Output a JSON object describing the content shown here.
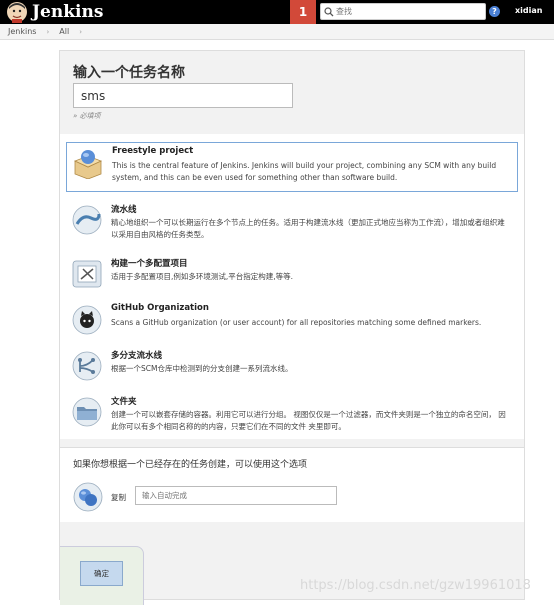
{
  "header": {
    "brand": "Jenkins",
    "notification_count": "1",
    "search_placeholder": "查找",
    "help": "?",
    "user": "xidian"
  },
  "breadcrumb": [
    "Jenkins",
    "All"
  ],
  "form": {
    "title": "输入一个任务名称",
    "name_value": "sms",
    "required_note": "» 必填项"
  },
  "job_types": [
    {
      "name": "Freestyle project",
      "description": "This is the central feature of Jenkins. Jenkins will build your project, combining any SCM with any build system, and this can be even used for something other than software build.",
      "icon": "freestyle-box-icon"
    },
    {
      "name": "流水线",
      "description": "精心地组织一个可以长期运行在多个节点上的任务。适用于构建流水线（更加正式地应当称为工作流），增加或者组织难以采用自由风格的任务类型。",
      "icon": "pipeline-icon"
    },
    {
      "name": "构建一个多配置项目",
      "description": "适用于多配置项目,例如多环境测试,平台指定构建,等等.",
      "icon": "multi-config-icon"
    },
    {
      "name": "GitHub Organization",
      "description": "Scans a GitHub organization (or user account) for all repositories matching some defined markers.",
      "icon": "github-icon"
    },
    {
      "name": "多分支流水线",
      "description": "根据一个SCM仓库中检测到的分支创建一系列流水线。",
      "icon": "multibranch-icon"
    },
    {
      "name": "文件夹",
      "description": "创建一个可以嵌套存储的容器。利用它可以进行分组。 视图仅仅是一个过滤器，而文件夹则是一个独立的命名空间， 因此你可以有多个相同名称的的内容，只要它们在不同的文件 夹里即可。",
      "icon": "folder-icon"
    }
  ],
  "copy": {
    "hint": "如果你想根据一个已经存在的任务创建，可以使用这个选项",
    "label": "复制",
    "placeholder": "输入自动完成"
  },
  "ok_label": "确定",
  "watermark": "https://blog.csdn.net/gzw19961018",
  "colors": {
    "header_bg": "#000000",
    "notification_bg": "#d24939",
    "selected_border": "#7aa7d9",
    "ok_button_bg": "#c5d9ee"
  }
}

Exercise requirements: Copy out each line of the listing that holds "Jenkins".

Exercise solution:
    "brand": "Jenkins",
    "Jenkins",
      "description": "This is the central feature of Jenkins. Jenkins will build your project, combining any SCM with any build system, and this can be even used for something other than software build.",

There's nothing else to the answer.